Out of these three sites, not all the information is equally valuable. It's worth giving priority to sources who are closest to the actual software installs. Because Drupal.org connects directly to actual Drupal sites, its data is probably the most reliable.

I would give the least credence to BuiltWith. Both Drupal.org and W3Techs publish their methodology, but BuiltWith has only the following, empty statement:

"Every website gives off "signals" that they are using a particular technology. We can track these signals and determine if a site is using a particular web technology from it."

Question: How many sites use Drupal?

media_1393955131863.png
  • Drupal is used by 1 million websites according to Drupal.org.
media_1393955171282.png
  • Drupal is used by 796,045 websites according to BuiltWith.

Answer: These two numbers agree fairly closely, so we can estimate that Drupal is used by close to a million websites.

Is Drupal usage growing or shrinking?

media_1393955043492.png
  • Drupal use is trending up slightly (from 800,000 to 934,000 sites during 2013) according to Drupal.org.
media_1393954938260.png
  • Drupal use is trending up very slightly according to BuiltWith.
media_1393955011244.png

Answer: Taking an average of the three sites, Drupal usage is trending slightly up.

What percentage of the web is using Drupal?

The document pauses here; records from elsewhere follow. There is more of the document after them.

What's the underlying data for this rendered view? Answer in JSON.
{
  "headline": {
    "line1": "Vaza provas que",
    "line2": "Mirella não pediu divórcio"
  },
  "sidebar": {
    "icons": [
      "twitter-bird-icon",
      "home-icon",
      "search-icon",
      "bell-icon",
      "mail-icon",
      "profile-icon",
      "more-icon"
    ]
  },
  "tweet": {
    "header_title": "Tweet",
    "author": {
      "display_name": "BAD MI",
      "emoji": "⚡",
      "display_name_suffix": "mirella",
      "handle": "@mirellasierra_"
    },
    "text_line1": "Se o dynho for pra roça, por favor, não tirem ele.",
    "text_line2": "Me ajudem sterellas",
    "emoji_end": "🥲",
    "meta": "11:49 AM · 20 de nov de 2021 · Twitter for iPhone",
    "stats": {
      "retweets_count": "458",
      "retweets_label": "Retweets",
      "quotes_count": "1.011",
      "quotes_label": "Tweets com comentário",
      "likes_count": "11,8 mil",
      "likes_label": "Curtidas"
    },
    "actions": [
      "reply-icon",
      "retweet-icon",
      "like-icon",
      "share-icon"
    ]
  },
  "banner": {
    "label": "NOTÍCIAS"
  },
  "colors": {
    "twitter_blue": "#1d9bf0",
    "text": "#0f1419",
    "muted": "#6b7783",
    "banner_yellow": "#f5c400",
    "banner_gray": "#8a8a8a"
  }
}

media_1393955358275.png
  • Drupal is used by 0.3% of all websites, rising to 3.9% of the largest 10,000 websites according to BuiltWith.
media_1393955425495.png
  • "Drupal is used by 5.4% of all the websites whose content management system we know. This is 1.9% of all websites." W3Techs

Answer: This is all over the place, but the midpoint of these averages is just over 2% with a noticeable lean towards large sites.

Conclusions on the Drupal press release statistics

So what's the verdict on the Drupal press release?

  • Yes, Drupal probably does power around a million websites.
  • The 12% figure is odd. I'm not sure where it came from (BuiltWith says 3.9%). Even if accurate, it doesn't reflect the other statistics on the percentage of the web using Drupal.

Conclusions on usage statistics in general

I started this exercise as a sceptic but was pleasantly surprised by the fact that could extract some general agreement from these different sources.

There were at least three points where we could get some consensus:

  1. The total number of sites
  2. The general trend in usage
  3. The general market position

The one point where the results were radically different was the % of the web using Drupal. I wouldn't feel comfortable quoting any of that data. I suspect that BuiltWith and W3Techs have radically different ideas about the size of the internet. 

However, it's worth remembering that even the closest answers differed by at least 25%. The data gets even more wild when we start to include other sites such as Wappalyzer.

If you're doing this research, always get at least two sources of data, and if possible three or more.


About the author

Steve is the founder of OSTraining. Originally from the UK, he now lives in Sarasota in the USA. Steve's work straddles the line between teaching and web development.